However Ambulance Professionals First, a branch of First Union representing more than 1000 paramedics, said about 300 of the new jobs would be for "emergency medical assistants" without adequate training.

"Emergency medical assistants will receive just three weeks training and won't have the authority to practise without supervision," said spokeswoman Lynette Blacklaws.

"In metropolitan areas ambulances are crewed with two qualified ambulance officers. This means they can care for multiple patients at a single incident, they can consult with each other and they have the benefit of a second opinion when making critical medical decisions in crisis situations," said Blacklaws.

"We want to see that level of service right across the country, not just in the major population centres."

A St John spokeswoman said the extra staff would include "emergency medical assistants (EMAs), emergency medical technicians, paramedics, intensive care paramedics and clinical control centre staff".

"We don't know exactly how many of those new positions will be EMAs. We have just had the announcement and will work with communities and staff to determine what the right mix for each community is," she said.

"Emergency medical assistants will undergo a minimum five-month training programme, starting with foundation ambulance education and culminating with EMA focused training."

Coleman said $31.2m of the extra funding over four years would come from taxpayers via the health vote. The other $28 million will come from the Accident Compensation Corporation (ACC).

ACC will also pay $192m in the next five years towards the recent $2 billion plan to raise caregivers' wages in aged care and disability services. Coleman said then that the pay deal could affect ACC levies.

"ACC levies are set for the coming years, but may possibly increase over the next decade to support this," he said last month.

St John said the changes would increase total state funding through Health and ACC from $139m in 2015-16 to $161.6m in 2017-18, raising state funding from 69 per cent to 74 per cent of ambulance costs.

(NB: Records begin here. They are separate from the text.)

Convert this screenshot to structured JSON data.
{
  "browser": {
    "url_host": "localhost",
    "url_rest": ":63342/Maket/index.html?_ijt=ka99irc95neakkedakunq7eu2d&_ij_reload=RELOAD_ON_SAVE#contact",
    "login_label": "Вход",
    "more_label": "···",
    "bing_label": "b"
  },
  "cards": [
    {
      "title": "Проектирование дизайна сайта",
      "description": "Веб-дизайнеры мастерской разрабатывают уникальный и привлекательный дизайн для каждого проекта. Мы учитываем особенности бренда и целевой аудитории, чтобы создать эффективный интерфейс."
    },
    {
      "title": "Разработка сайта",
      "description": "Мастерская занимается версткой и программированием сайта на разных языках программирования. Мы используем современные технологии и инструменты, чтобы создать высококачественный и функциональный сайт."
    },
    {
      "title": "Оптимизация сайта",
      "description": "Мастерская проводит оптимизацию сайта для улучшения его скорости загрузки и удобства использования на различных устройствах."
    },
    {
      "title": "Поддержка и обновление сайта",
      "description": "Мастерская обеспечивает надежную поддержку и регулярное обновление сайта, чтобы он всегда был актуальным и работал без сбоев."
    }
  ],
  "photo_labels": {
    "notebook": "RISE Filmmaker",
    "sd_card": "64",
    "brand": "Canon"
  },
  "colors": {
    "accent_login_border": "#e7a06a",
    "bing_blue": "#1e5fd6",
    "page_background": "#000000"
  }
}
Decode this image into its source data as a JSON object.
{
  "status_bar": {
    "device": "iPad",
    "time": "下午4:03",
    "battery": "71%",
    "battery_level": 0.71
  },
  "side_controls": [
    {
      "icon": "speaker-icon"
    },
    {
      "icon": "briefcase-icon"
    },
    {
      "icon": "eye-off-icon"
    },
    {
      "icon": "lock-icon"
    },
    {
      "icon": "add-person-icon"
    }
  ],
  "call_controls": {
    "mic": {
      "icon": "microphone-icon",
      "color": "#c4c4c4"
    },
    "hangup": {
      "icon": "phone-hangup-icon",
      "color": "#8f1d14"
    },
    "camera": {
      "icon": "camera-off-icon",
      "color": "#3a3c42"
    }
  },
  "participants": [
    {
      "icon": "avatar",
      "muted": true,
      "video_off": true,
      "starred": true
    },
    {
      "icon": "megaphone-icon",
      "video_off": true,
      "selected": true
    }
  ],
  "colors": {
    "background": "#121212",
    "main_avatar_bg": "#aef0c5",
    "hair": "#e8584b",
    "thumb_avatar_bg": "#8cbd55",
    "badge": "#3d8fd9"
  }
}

The other $55.7m (26 per cent of total costs) will still have to be raised through fundraising and fees charged to ambulance patients.